The Missing Home Buyers: Regional Heterogeneity and Credit Contractions (Job Market Paper)
Abstract: This paper studies how delayed home ownership from young buyers affects the transmission of shocks to housing markets. Using a panel of U.S. metro areas, I show that mortgage originations to young buyers have decreased more in regions with higher house prices over the past 15 years, despite credit standards varying only nationally. I develop and calibrate a regional business cycle model of the cross-section of housing markets consistent with these facts. Young buyers have more debt, and credit constraints bind more in high-price regions. Therefore an aggregate tightening of loan-to-value and payment-to-income requirements generates heterogeneous local responses in home ownership and prices. This mechanism explains 86% of the cross-sectional differences in originations and 50% of the differences in house price declines in 2007-12. Regional heterogeneity dampens the effect of subsidies like the First-Time Homebuyer Credit, because they fail to stimulate high-price regions which suffer the largest busts. Credit relaxation policies achieve larger stimulus and welfare gains.
Revise & Resubmit, Review of Economic Studies
Abstract: Housing affordability is the main policy challenge for many large cities in the world. Zoning changes, rent control, housing vouchers, and tax credits are the main levers employed by policy makers. But how effective are they at combating the affordability crisis? We build a new framework to evaluate the effect of these policies on the well-being of its citizens. It endogenizes house prices, rents, construction, labor supply, output, income and wealth inequality, as well as the location decisions of households. Its main novel features are risk, risk aversion, and incomplete risk-sharing. We calibrate the model to the New York MSA, incorporating current zoning and affordable housing policies. Housing affordability policies carry substantial insurance value but cause misallocation in labor and housing markets. Housing affordability policies that enhance access to this insurance especially for the neediest households create large net welfare gains.
Abstract: This paper studies households' precautionary savings when they face macroeconomic shocks, a channel that complements the traditional microeconomic precautionary savings motive. I incorporate continuous aggregate income and credit supply shocks, two prominent sources of risk, into a Bewley-Huggett-Aiyagari model calibrated to the U.S. economy. I then propose a novel solution method that quantifies how much the economy departs from certainty equivalence. The precautionary motive associated with movements in credit supply is substantial. Its negative effect on the equilibrium risk-free rate is one fourth as large as for idiosyncratic income changes, and much larger than for aggregate income changes. In the long-run, large movements in credit generate a low risk-free rate, low debt environment like the post-Great Recession period. They persistently, albeit mildly, depress consumption and employment, leading to higher estimates of the costs of business cycles. Over time, the model assigns about half of the volatility of consumption and the risk-free rate to credit supply shocks. When inverted to recover the sequence of structural shocks around the Great Recession, it suggests that households borrowing constraints have remained tight during the recovery, despite rising aggregate consumption.
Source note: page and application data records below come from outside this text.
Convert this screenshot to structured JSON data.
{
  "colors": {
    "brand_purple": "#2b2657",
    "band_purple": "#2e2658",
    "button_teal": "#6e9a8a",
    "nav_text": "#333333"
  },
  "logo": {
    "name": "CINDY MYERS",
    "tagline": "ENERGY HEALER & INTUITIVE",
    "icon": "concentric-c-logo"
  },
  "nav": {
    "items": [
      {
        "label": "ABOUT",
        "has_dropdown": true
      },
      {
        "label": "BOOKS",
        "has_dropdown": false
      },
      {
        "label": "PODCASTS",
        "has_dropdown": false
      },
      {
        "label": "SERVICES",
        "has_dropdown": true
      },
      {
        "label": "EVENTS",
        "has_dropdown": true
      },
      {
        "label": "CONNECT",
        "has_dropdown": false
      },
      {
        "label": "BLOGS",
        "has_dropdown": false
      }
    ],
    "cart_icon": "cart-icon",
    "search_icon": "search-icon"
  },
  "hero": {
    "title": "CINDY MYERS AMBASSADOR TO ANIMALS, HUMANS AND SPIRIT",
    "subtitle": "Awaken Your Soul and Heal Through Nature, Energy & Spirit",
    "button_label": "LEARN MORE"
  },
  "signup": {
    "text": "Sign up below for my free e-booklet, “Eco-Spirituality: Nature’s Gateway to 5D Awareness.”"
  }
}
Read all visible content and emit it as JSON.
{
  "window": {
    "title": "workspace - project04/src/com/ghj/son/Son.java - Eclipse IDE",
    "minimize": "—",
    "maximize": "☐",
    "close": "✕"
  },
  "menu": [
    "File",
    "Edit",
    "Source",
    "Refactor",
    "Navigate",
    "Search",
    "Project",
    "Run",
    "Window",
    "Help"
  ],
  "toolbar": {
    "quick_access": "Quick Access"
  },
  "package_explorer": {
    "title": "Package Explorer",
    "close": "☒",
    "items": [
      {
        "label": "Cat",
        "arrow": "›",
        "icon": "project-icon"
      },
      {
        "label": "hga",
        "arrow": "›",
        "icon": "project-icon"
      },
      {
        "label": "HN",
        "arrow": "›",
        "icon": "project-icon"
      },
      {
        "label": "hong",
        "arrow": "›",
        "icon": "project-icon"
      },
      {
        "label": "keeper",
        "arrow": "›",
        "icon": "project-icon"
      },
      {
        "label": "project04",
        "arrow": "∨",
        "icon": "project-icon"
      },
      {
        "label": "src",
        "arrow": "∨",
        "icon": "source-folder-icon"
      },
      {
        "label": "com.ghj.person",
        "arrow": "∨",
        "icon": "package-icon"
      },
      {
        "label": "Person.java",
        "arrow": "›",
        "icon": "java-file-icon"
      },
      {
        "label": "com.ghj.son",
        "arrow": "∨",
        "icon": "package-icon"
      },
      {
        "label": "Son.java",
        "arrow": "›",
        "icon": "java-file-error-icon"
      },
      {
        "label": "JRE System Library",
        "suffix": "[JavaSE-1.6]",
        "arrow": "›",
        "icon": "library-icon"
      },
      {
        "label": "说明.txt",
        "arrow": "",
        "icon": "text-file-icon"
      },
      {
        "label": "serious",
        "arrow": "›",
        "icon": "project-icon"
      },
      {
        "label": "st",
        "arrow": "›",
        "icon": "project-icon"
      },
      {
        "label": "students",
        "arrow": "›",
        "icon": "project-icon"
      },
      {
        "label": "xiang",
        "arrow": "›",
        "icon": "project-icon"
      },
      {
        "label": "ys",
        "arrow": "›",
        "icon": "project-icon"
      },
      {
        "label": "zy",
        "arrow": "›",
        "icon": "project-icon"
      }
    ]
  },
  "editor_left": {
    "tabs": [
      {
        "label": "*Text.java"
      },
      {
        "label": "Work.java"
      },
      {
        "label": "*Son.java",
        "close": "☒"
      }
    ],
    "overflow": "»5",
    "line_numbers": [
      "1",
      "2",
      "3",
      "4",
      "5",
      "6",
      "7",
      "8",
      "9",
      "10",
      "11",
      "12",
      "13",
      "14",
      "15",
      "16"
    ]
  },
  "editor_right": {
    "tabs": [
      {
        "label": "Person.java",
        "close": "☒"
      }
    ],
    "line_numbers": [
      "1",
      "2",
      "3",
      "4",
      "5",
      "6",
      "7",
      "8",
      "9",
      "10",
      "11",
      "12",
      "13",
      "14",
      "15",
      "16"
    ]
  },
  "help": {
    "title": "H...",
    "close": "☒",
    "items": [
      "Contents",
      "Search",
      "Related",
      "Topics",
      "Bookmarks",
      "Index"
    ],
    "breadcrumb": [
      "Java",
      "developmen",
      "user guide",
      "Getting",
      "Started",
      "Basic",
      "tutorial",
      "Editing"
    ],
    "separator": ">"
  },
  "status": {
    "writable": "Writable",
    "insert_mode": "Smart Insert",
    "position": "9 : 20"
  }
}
Credit Crises with Multidimensional Loan Contracts, with Olivier Wang
Abstract: During financial crises, financial intermediaries tighten both the price and non-price terms of loan contracts. To capture these two margins, we build a model of credit markets in which capital-constrained intermediaries compete for heterogeneous borrowers, by offering rich contracts with price and non-price terms. Our framework predicts how the cross-section of loan terms (the "credit surface") reacts to shocks to bank net worth, and how higher default rates for some borrower types propagate to tighter credit conditions for others. Turning to the dynamics, we show that credit crises are more persistent if reductions in credit volume can occur through tighter non-price terms: when intermediaries balance sheets deteriorate, spreads rise by less than in a model with pure price adjustment, which slows down intermediaries recapitalization. Finally, we embed our contracting framework in a quantitative Bewley model to study the endogenous persistence of credit crises in general equilibrium.
A Macroeconomic Model with Liquidity Constraints, with Virgiliu Midrigan
Abstract: We study the implications of refinancing frictions for equilibrium interest rates and house prices. We build a tractable model of aggregate fluctuations with a fixed cost of converting housing equity into liquid assets, which rationalizes the low frequency of home equity extraction in the data. We study two polar cases, based on whether equity extraction is frictionless or costly. Our results suggest that the effect of liquidity constraints is especially amplified in the presence of countercyclical income risk and recursive preferences.
The Geography of Homeownership, with Donghoon Lee and Wilbert van der Klaauw
Abstract: We investigate geographic variations in access to owner-occupied housing. We merge borrower-level data from the Consumer Credit Panel with micro data from the American Community Survey. Extending the findings of Mabille (2019), we show that households tend to purchases houses later in their life-cycles in more urban regions, where the required mortgage balances are larger. Differences in the degree of urbanization provide a potential microfoundation for differences in local amenities.
Internationalization versus Regionalization in the Emerging Stock Markets, with Virginie Coudert and Karine Herve, International Journal of Economics and Finance, Vol. 20(1), pp. 16-27, 2015